> _Task statement_
Each entry below is to be duplicated precisely.

+ + + + +

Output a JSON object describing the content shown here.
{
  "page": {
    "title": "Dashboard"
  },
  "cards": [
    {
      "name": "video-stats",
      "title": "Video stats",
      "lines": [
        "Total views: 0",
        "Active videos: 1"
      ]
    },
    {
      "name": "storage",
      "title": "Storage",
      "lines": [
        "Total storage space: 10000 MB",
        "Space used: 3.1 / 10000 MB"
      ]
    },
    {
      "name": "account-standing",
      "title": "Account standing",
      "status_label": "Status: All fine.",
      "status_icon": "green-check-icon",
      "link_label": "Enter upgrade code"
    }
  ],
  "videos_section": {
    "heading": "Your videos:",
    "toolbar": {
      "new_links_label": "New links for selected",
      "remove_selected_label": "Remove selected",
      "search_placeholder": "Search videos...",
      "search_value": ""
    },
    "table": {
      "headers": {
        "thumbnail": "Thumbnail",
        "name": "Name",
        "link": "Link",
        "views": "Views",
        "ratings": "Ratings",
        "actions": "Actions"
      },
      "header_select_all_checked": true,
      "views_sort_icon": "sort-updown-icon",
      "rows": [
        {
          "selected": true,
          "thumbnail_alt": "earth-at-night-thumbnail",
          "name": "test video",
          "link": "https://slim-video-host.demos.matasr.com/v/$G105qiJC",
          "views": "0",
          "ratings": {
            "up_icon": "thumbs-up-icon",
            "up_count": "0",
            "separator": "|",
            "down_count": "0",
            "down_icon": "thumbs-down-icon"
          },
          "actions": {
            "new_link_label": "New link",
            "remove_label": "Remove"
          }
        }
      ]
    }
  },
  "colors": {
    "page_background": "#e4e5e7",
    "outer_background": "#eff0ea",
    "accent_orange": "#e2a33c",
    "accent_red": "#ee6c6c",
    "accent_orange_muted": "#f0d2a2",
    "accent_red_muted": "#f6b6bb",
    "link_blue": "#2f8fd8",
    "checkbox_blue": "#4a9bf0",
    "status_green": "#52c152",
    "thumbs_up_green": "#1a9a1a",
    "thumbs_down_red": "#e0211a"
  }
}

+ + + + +

> _Solved problem_
Output a JSON object describing the content shown here.
{
  "page": {
    "title": "Dashboard"
  },
  "cards": [
    {
      "name": "video-stats",
      "title": "Video stats",
      "lines": [
        "Total views: 0",
        "Active videos: 1"
      ]
    },
    {
      "name": "storage",
      "title": "Storage",
      "lines": [
        "Total storage space: 10000 MB",
        "Space used: 3.1 / 10000 MB"
      ]
    },
    {
      "name": "account-standing",
      "title": "Account standing",
      "status_label": "Status: All fine.",
      "status_icon": "green-check-icon",
      "link_label": "Enter upgrade code"
    }
  ],
  "videos_section": {
    "heading": "Your videos:",
    "toolbar": {
      "new_links_label": "New links for selected",
      "remove_selected_label": "Remove selected",
      "search_placeholder": "Search videos...",
      "search_value": ""
    },
    "table": {
      "headers": {
        "thumbnail": "Thumbnail",
        "name": "Name",
        "link": "Link",
        "views": "Views",
        "ratings": "Ratings",
        "actions": "Actions"
      },
      "header_select_all_checked": true,
      "views_sort_icon": "sort-updown-icon",
      "rows": [
        {
          "selected": true,
          "thumbnail_alt": "earth-at-night-thumbnail",
          "name": "test video",
          "link": "https://slim-video-host.demos.matasr.com/v/$G105qiJC",
          "views": "0",
          "ratings": {
            "up_icon": "thumbs-up-icon",
            "up_count": "0",
            "separator": "|",
            "down_count": "0",
            "down_icon": "thumbs-down-icon"
          },
          "actions": {
            "new_link_label": "New link",
            "remove_label": "Remove"
          }
        }
      ]
    }
  },
  "colors": {
    "page_background": "#e4e5e7",
    "outer_background": "#eff0ea",
    "accent_orange": "#e2a33c",
    "accent_red": "#ee6c6c",
    "accent_orange_muted": "#f0d2a2",
    "accent_red_muted": "#f6b6bb",
    "link_blue": "#2f8fd8",
    "checkbox_blue": "#4a9bf0",
    "status_green": "#52c152",
    "thumbs_up_green": "#1a9a1a",
    "thumbs_down_red": "#e0211a"
  }
}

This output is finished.